■ Instructions for the task: Every entry must come back exactly as it was given.
━━━━
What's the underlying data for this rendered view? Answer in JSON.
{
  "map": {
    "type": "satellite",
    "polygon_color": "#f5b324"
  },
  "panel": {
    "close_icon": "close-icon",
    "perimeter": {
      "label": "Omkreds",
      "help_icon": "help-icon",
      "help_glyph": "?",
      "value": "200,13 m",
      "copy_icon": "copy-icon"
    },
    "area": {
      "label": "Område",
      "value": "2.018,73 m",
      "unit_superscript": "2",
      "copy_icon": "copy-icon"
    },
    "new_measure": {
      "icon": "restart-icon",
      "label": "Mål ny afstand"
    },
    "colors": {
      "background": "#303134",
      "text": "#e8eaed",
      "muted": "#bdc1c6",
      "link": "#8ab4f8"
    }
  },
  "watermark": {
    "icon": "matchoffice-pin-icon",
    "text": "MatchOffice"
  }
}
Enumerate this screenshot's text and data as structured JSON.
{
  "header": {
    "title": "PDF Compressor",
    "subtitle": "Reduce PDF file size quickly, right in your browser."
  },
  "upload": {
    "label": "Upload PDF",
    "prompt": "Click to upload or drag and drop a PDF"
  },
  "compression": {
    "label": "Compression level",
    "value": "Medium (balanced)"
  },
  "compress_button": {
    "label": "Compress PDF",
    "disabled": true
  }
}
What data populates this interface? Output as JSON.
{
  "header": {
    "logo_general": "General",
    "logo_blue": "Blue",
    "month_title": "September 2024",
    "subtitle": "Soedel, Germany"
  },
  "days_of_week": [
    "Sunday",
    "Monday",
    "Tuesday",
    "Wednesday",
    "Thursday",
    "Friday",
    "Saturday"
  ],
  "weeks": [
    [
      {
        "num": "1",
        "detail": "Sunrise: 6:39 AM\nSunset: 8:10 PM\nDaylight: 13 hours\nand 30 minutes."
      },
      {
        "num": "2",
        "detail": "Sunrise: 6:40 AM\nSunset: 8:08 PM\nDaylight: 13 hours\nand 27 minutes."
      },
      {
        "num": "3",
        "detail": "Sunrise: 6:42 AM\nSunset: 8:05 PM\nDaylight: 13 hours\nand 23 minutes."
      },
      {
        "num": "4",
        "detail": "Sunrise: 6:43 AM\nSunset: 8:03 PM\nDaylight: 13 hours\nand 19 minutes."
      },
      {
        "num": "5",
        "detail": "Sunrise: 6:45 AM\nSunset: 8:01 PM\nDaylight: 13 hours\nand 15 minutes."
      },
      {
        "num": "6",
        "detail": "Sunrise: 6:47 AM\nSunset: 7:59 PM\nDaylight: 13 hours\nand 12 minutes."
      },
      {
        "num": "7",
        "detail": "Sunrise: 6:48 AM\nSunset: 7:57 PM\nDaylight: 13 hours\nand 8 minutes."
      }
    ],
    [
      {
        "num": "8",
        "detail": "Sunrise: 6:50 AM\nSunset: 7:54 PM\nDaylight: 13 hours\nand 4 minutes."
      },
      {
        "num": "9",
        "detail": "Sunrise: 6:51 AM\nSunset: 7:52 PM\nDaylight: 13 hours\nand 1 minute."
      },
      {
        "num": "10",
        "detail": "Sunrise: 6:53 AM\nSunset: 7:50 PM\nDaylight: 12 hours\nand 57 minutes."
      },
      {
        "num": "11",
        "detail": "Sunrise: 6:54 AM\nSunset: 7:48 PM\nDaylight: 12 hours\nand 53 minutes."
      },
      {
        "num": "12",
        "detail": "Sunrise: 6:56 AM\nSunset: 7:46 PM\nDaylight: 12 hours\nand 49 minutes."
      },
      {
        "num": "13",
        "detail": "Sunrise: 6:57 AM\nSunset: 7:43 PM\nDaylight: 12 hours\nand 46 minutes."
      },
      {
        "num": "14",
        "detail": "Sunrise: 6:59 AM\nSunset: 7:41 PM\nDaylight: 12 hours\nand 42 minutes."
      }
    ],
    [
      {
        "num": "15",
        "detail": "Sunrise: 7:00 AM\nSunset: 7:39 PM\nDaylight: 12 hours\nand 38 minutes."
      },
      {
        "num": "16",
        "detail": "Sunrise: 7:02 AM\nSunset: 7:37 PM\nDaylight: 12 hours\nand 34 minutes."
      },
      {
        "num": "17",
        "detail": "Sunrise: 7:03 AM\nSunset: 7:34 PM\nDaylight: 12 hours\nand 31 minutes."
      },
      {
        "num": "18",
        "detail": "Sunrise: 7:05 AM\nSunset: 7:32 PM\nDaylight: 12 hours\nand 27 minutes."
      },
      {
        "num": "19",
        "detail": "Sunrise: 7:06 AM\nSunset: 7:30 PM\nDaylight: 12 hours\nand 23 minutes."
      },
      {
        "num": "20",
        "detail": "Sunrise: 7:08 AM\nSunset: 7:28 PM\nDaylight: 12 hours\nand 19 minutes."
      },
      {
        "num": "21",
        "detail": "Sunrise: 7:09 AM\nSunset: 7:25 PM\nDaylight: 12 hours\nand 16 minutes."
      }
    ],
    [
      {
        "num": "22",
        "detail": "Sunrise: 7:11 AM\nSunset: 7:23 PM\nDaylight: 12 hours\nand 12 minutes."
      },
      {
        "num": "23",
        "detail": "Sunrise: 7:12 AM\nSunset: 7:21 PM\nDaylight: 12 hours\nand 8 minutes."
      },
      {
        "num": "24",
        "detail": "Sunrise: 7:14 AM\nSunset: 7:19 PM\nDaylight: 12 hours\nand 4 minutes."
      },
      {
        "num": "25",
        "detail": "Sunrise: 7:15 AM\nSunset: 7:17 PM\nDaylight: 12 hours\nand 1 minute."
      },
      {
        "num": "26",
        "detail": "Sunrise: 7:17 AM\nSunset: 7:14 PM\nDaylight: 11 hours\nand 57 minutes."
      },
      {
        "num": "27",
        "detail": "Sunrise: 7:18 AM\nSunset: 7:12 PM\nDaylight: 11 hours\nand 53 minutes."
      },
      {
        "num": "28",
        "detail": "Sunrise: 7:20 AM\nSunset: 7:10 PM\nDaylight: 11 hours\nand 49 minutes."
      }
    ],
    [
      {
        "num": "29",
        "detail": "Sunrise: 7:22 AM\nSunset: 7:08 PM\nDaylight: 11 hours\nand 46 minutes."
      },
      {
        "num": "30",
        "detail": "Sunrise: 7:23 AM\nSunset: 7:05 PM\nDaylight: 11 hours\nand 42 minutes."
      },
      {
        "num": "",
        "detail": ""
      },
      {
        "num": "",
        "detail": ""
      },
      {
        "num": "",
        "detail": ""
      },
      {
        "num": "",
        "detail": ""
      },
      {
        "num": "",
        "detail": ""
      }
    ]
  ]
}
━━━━
■ Finished task:
What's the underlying data for this rendered view? Answer in JSON.
{
  "map": {
    "type": "satellite",
    "polygon_color": "#f5b324"
  },
  "panel": {
    "close_icon": "close-icon",
    "perimeter": {
      "label": "Omkreds",
      "help_icon": "help-icon",
      "help_glyph": "?",
      "value": "200,13 m",
      "copy_icon": "copy-icon"
    },
    "area": {
      "label": "Område",
      "value": "2.018,73 m",
      "unit_superscript": "2",
      "copy_icon": "copy-icon"
    },
    "new_measure": {
      "icon": "restart-icon",
      "label": "Mål ny afstand"
    },
    "colors": {
      "background": "#303134",
      "text": "#e8eaed",
      "muted": "#bdc1c6",
      "link": "#8ab4f8"
    }
  },
  "watermark": {
    "icon": "matchoffice-pin-icon",
    "text": "MatchOffice"
  }
}
Enumerate this screenshot's text and data as structured JSON.
{
  "header": {
    "title": "PDF Compressor",
    "subtitle": "Reduce PDF file size quickly, right in your browser."
  },
  "upload": {
    "label": "Upload PDF",
    "prompt": "Click to upload or drag and drop a PDF"
  },
  "compression": {
    "label": "Compression level",
    "value": "Medium (balanced)"
  },
  "compress_button": {
    "label": "Compress PDF",
    "disabled": true
  }
}
What data populates this interface? Output as JSON.
{
  "header": {
    "logo_general": "General",
    "logo_blue": "Blue",
    "month_title": "September 2024",
    "subtitle": "Soedel, Germany"
  },
  "days_of_week": [
    "Sunday",
    "Monday",
    "Tuesday",
    "Wednesday",
    "Thursday",
    "Friday",
    "Saturday"
  ],
  "weeks": [
    [
      {
        "num": "1",
        "detail": "Sunrise: 6:39 AM\nSunset: 8:10 PM\nDaylight: 13 hours\nand 30 minutes."
      },
      {
        "num": "2",
        "detail": "Sunrise: 6:40 AM\nSunset: 8:08 PM\nDaylight: 13 hours\nand 27 minutes."
      },
      {
        "num": "3",
        "detail": "Sunrise: 6:42 AM\nSunset: 8:05 PM\nDaylight: 13 hours\nand 23 minutes."
      },
      {
        "num": "4",
        "detail": "Sunrise: 6:43 AM\nSunset: 8:03 PM\nDaylight: 13 hours\nand 19 minutes."
      },
      {
        "num": "5",
        "detail": "Sunrise: 6:45 AM\nSunset: 8:01 PM\nDaylight: 13 hours\nand 15 minutes."
      },
      {
        "num": "6",
        "detail": "Sunrise: 6:47 AM\nSunset: 7:59 PM\nDaylight: 13 hours\nand 12 minutes."
      },
      {
        "num": "7",
        "detail": "Sunrise: 6:48 AM\nSunset: 7:57 PM\nDaylight: 13 hours\nand 8 minutes."
      }
    ],
    [
      {
        "num": "8",
        "detail": "Sunrise: 6:50 AM\nSunset: 7:54 PM\nDaylight: 13 hours\nand 4 minutes."
      },
      {
        "num": "9",
        "detail": "Sunrise: 6:51 AM\nSunset: 7:52 PM\nDaylight: 13 hours\nand 1 minute."
      },
      {
        "num": "10",
        "detail": "Sunrise: 6:53 AM\nSunset: 7:50 PM\nDaylight: 12 hours\nand 57 minutes."
      },
      {
        "num": "11",
        "detail": "Sunrise: 6:54 AM\nSunset: 7:48 PM\nDaylight: 12 hours\nand 53 minutes."
      },
      {
        "num": "12",
        "detail": "Sunrise: 6:56 AM\nSunset: 7:46 PM\nDaylight: 12 hours\nand 49 minutes."
      },
      {
        "num": "13",
        "detail": "Sunrise: 6:57 AM\nSunset: 7:43 PM\nDaylight: 12 hours\nand 46 minutes."
      },
      {
        "num": "14",
        "detail": "Sunrise: 6:59 AM\nSunset: 7:41 PM\nDaylight: 12 hours\nand 42 minutes."
      }
    ],
    [
      {
        "num": "15",
        "detail": "Sunrise: 7:00 AM\nSunset: 7:39 PM\nDaylight: 12 hours\nand 38 minutes."
      },
      {
        "num": "16",
        "detail": "Sunrise: 7:02 AM\nSunset: 7:37 PM\nDaylight: 12 hours\nand 34 minutes."
      },
      {
        "num": "17",
        "detail": "Sunrise: 7:03 AM\nSunset: 7:34 PM\nDaylight: 12 hours\nand 31 minutes."
      },
      {
        "num": "18",
        "detail": "Sunrise: 7:05 AM\nSunset: 7:32 PM\nDaylight: 12 hours\nand 27 minutes."
      },
      {
        "num": "19",
        "detail": "Sunrise: 7:06 AM\nSunset: 7:30 PM\nDaylight: 12 hours\nand 23 minutes."
      },
      {
        "num": "20",
        "detail": "Sunrise: 7:08 AM\nSunset: 7:28 PM\nDaylight: 12 hours\nand 19 minutes."
      },
      {
        "num": "21",
        "detail": "Sunrise: 7:09 AM\nSunset: 7:25 PM\nDaylight: 12 hours\nand 16 minutes."
      }
    ],
    [
      {
        "num": "22",
        "detail": "Sunrise: 7:11 AM\nSunset: 7:23 PM\nDaylight: 12 hours\nand 12 minutes."
      },
      {
        "num": "23",
        "detail": "Sunrise: 7:12 AM\nSunset: 7:21 PM\nDaylight: 12 hours\nand 8 minutes."
      },
      {
        "num": "24",
        "detail": "Sunrise: 7:14 AM\nSunset: 7:19 PM\nDaylight: 12 hours\nand 4 minutes."
      },
      {
        "num": "25",
        "detail": "Sunrise: 7:15 AM\nSunset: 7:17 PM\nDaylight: 12 hours\nand 1 minute."
      },
      {
        "num": "26",
        "detail": "Sunrise: 7:17 AM\nSunset: 7:14 PM\nDaylight: 11 hours\nand 57 minutes."
      },
      {
        "num": "27",
        "detail": "Sunrise: 7:18 AM\nSunset: 7:12 PM\nDaylight: 11 hours\nand 53 minutes."
      },
      {
        "num": "28",
        "detail": "Sunrise: 7:20 AM\nSunset: 7:10 PM\nDaylight: 11 hours\nand 49 minutes."
      }
    ],
    [
      {
        "num": "29",
        "detail": "Sunrise: 7:22 AM\nSunset: 7:08 PM\nDaylight: 11 hours\nand 46 minutes."
      },
      {
        "num": "30",
        "detail": "Sunrise: 7:23 AM\nSunset: 7:05 PM\nDaylight: 11 hours\nand 42 minutes."
      },
      {
        "num": "",
        "detail": ""
      },
      {
        "num": "",
        "detail": ""
      },
      {
        "num": "",
        "detail": ""
      },
      {
        "num": "",
        "detail": ""
      },
      {
        "num": "",
        "detail": ""
      }
    ]
  ]
}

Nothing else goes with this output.